:: Supplied data ::

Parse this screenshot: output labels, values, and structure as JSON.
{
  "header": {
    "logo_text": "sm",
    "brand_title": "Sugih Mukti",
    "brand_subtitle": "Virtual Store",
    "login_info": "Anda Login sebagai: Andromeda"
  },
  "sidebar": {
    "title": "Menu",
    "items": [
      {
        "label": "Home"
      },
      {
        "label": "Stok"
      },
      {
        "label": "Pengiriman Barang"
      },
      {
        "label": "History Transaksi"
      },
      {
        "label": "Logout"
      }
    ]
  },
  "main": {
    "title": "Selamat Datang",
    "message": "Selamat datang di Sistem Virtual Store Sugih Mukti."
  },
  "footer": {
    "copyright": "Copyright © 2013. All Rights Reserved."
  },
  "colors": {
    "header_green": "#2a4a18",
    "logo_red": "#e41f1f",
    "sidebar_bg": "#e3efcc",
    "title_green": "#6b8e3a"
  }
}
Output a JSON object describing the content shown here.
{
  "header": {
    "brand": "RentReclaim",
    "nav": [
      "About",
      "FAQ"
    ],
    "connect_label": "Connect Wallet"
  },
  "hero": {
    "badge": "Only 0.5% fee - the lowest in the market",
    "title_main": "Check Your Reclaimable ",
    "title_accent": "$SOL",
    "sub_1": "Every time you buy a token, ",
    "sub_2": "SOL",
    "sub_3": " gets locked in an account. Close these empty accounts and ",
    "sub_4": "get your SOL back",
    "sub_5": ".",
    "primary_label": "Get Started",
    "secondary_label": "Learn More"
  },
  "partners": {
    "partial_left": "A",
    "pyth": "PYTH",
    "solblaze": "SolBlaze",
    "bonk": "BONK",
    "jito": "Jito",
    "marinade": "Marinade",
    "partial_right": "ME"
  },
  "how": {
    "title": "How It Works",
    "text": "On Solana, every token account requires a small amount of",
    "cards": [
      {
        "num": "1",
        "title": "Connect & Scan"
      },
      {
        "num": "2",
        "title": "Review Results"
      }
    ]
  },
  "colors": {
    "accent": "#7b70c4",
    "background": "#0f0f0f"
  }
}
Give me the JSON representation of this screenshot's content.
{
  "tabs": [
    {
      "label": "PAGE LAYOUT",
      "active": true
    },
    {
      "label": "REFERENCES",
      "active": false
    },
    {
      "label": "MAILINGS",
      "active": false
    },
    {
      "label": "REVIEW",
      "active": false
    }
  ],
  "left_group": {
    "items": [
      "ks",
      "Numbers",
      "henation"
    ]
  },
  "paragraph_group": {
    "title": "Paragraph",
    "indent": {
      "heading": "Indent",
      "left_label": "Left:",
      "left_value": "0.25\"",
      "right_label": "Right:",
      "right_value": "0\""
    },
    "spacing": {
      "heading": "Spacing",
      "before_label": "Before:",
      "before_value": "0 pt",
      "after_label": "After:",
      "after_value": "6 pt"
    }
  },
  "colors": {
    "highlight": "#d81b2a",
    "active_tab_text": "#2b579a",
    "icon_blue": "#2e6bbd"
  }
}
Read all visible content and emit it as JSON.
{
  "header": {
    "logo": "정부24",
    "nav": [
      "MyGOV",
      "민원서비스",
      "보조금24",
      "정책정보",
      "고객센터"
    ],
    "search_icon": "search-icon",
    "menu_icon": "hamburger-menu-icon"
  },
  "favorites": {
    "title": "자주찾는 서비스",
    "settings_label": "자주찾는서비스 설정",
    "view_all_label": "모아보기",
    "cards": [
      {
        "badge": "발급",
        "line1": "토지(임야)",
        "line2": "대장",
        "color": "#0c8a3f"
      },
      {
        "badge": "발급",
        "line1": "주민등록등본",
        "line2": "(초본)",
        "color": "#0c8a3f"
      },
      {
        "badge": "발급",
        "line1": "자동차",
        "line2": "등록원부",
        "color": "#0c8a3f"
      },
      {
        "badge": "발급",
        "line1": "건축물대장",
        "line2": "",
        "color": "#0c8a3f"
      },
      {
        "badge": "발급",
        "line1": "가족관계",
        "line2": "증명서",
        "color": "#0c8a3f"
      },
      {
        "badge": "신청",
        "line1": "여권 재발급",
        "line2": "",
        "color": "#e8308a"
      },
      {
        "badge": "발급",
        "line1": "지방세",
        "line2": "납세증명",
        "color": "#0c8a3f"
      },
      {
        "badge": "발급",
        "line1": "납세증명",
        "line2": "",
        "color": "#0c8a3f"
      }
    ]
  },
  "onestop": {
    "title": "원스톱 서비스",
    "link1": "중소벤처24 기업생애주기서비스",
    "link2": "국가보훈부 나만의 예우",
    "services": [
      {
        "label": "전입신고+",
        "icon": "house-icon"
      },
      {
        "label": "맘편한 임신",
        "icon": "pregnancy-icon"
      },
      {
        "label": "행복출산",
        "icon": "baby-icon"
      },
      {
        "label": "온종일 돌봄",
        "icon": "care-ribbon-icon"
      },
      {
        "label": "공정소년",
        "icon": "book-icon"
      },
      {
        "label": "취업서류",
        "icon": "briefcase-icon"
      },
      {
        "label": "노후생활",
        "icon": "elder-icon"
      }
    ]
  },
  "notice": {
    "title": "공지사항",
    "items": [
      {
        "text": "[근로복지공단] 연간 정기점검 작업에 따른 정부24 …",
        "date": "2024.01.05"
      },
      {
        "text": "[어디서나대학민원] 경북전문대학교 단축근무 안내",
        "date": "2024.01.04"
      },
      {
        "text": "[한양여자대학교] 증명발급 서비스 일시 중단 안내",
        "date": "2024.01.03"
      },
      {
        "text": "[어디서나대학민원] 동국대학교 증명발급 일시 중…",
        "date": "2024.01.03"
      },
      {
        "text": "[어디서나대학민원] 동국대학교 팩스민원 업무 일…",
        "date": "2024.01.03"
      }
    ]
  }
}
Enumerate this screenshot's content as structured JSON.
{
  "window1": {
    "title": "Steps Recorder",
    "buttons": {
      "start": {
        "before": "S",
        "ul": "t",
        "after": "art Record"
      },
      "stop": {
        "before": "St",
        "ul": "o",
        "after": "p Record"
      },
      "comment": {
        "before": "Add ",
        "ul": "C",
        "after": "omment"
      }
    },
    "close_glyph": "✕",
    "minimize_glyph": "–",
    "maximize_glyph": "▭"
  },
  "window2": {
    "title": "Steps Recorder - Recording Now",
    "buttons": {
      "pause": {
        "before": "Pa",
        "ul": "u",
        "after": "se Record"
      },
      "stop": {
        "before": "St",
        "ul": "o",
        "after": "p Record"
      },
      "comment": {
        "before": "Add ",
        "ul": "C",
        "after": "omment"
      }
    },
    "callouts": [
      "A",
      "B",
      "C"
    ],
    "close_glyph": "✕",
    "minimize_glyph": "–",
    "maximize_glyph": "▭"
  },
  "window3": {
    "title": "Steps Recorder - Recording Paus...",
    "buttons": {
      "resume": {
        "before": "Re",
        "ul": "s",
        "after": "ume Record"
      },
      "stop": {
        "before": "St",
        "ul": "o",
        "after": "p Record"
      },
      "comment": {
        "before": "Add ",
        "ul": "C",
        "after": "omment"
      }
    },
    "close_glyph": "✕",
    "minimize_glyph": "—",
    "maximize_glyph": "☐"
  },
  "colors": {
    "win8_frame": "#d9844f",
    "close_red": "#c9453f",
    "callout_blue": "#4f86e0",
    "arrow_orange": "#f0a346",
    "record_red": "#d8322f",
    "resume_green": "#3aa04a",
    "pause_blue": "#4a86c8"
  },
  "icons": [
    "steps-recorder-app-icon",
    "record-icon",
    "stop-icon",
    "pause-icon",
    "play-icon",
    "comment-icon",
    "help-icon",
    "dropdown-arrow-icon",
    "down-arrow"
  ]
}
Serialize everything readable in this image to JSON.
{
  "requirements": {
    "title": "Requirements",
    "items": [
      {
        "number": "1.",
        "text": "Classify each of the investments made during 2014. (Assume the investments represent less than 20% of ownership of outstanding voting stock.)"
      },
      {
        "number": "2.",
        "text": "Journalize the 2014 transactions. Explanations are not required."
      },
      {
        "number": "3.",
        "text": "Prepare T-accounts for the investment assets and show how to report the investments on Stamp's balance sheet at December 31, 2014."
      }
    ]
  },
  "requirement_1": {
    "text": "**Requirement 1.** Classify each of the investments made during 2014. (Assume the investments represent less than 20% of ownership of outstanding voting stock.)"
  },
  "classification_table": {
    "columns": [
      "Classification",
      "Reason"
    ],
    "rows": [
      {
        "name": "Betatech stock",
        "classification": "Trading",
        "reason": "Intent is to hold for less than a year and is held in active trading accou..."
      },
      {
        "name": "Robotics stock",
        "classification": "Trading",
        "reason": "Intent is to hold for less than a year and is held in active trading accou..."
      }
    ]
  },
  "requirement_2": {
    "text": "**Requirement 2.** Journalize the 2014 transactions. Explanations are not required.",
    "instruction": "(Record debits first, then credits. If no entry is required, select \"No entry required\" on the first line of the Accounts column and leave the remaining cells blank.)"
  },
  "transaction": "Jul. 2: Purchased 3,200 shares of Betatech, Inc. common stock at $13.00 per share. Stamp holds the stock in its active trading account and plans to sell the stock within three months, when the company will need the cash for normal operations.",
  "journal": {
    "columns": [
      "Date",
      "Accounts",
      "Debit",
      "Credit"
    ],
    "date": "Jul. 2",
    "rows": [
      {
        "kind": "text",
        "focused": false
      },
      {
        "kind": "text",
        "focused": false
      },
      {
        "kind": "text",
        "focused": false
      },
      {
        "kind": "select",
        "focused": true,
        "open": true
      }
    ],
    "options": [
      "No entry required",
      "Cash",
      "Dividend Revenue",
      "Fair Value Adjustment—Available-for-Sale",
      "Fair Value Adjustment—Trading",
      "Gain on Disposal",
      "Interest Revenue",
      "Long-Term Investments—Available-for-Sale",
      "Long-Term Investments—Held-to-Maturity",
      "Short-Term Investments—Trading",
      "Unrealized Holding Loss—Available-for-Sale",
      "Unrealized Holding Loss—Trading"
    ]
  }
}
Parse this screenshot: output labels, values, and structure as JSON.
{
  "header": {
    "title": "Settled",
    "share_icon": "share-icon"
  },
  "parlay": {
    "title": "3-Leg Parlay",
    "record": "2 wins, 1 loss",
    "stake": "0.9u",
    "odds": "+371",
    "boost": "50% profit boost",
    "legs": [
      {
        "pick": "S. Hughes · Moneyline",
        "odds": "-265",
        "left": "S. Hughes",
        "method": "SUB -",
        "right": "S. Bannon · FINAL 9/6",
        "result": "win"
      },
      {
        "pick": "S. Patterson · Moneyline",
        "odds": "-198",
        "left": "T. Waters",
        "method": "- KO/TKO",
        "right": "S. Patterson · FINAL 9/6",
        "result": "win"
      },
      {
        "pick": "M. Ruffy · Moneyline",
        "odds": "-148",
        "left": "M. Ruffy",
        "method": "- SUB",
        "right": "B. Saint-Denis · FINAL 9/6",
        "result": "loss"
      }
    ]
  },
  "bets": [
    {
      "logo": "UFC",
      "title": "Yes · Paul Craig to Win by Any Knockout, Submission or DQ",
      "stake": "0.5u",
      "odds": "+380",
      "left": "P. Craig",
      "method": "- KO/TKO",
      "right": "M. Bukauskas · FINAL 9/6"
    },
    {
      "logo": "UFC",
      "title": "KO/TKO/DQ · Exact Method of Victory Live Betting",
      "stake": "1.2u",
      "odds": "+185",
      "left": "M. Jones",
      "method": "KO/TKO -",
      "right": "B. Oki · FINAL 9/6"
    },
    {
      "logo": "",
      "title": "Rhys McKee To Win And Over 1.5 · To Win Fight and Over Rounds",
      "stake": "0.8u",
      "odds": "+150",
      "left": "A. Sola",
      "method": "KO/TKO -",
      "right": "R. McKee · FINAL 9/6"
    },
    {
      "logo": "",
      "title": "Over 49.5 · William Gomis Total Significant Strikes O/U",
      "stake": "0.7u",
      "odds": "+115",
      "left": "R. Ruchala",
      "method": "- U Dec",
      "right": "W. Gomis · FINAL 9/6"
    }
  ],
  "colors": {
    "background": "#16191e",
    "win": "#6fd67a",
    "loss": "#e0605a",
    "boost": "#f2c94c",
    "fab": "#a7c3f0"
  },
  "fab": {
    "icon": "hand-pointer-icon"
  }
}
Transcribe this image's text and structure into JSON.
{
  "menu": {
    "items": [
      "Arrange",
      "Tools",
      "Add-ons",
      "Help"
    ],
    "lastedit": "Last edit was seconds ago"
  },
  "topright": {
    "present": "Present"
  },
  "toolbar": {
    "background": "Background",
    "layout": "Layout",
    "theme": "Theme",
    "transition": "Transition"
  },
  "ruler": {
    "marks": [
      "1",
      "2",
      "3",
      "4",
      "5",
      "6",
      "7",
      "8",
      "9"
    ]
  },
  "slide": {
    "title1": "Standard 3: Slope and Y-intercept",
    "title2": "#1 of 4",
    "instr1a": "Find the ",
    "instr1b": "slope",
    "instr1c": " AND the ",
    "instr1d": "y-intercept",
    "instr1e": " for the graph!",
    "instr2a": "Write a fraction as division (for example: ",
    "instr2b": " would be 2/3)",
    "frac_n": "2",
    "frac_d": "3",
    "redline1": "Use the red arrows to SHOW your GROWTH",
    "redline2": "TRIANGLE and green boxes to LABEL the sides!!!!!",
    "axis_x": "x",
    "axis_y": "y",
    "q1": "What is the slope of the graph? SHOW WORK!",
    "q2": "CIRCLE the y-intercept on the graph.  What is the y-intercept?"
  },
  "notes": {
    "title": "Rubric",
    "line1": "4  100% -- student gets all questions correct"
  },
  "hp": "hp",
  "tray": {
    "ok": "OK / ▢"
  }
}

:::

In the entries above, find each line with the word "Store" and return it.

    "brand_subtitle": "Virtual Store",
    "message": "Selamat datang di Sistem Virtual Store Sugih Mukti."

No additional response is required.